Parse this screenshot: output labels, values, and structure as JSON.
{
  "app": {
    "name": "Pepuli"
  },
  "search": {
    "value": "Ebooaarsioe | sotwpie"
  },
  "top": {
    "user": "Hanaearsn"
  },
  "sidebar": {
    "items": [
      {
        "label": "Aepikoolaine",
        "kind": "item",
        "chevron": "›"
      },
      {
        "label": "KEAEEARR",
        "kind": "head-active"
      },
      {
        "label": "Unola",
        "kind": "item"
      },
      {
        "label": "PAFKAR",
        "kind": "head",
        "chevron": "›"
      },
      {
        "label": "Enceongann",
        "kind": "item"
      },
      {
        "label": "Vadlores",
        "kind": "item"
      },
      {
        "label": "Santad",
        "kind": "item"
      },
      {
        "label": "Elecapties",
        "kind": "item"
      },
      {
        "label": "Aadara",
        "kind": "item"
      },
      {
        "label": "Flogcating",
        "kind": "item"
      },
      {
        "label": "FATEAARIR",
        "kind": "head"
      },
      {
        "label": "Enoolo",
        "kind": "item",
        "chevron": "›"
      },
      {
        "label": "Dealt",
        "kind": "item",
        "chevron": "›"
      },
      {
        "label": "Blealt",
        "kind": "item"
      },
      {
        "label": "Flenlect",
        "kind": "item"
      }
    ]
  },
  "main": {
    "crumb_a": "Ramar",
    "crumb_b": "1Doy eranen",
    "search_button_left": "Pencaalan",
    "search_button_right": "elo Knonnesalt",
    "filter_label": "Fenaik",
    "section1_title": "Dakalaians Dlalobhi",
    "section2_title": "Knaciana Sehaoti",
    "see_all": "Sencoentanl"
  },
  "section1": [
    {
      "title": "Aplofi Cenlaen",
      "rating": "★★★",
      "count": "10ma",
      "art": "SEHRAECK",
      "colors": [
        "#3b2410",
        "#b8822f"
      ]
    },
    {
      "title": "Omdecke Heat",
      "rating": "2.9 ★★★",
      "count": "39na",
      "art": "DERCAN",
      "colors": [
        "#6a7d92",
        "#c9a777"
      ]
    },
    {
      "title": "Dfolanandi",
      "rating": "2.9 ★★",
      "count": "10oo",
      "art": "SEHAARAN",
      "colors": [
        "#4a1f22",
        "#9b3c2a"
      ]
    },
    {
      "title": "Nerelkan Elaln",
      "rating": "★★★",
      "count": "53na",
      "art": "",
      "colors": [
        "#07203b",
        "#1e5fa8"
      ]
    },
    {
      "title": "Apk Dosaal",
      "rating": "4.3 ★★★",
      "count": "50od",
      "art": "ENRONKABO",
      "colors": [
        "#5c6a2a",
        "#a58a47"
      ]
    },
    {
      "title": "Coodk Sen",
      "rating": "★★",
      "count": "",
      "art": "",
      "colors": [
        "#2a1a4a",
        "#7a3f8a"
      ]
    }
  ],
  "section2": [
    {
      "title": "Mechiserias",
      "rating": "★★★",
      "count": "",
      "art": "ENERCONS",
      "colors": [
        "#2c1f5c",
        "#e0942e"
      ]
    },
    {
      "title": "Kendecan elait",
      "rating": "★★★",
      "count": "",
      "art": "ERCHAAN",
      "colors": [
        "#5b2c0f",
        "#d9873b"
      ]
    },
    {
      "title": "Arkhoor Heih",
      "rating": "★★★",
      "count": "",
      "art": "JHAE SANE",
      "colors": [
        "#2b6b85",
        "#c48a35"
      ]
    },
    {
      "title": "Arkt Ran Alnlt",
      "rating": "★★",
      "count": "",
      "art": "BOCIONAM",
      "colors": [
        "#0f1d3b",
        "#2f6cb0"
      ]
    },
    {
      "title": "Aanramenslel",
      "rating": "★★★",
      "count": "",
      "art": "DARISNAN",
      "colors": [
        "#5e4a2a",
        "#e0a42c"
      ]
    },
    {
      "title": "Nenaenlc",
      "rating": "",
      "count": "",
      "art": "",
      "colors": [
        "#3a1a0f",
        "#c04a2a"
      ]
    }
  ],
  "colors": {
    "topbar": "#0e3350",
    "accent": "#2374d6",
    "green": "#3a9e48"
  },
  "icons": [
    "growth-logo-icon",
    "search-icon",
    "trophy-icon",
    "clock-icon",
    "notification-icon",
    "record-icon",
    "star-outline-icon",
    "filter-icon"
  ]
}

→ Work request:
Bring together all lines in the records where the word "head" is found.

→ Solution to this problem:
        "kind": "head-active"
        "kind": "head",
        "kind": "head"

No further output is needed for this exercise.